- [What to produce]: Copy out each line of the data holding "Network".

[Opening Supplied material section]

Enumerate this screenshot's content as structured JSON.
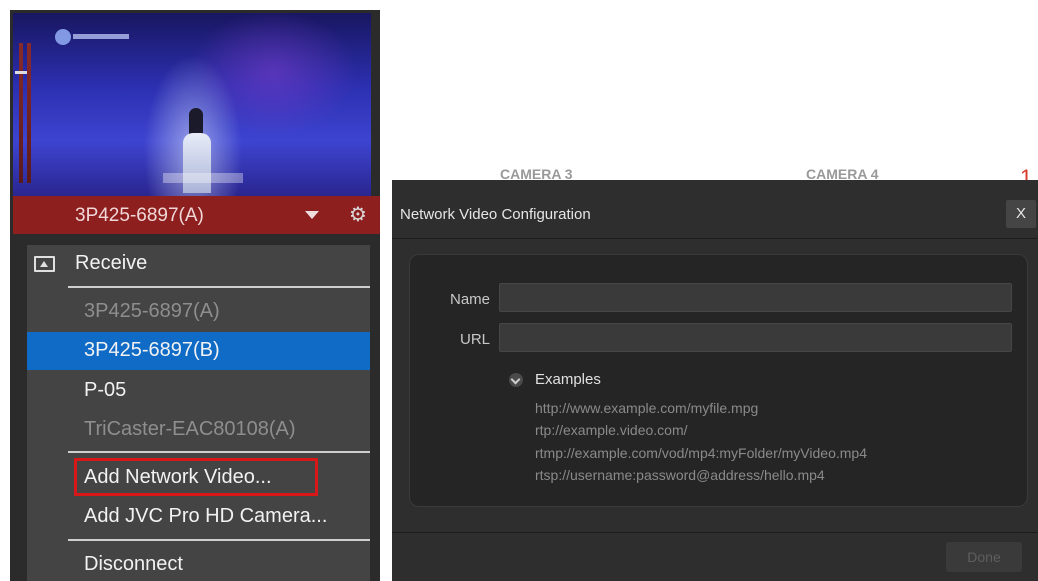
{
  "source": {
    "name": "3P425-6897(A)"
  },
  "menu": {
    "receive_label": "Receive",
    "items": [
      {
        "label": "3P425-6897(A)",
        "state": "disabled"
      },
      {
        "label": "3P425-6897(B)",
        "state": "selected"
      },
      {
        "label": "P-05",
        "state": "normal"
      },
      {
        "label": "TriCaster-EAC80108(A)",
        "state": "disabled"
      }
    ],
    "actions": [
      {
        "label": "Add Network Video..."
      },
      {
        "label": "Add JVC Pro HD Camera..."
      }
    ],
    "disconnect_label": "Disconnect"
  },
  "background": {
    "camera3": "CAMERA 3",
    "camera4": "CAMERA 4"
  },
  "dialog": {
    "title": "Network Video Configuration",
    "close_label": "X",
    "name_label": "Name",
    "name_value": "",
    "url_label": "URL",
    "url_value": "",
    "examples_label": "Examples",
    "examples": [
      "http://www.example.com/myfile.mpg",
      "rtp://example.video.com/",
      "rtmp://example.com/vod/mp4:myFolder/myVideo.mp4",
      "rtsp://username:password@address/hello.mp4"
    ],
    "done_label": "Done"
  },
  "colors": {
    "source_bar": "#8e1f1f",
    "selected_item": "#0f6bc6",
    "highlight_box": "#d81818"
  }
}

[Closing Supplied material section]

- [Written solution]:
        "label": "Add Network Video..."
    "title": "Network Video Configuration",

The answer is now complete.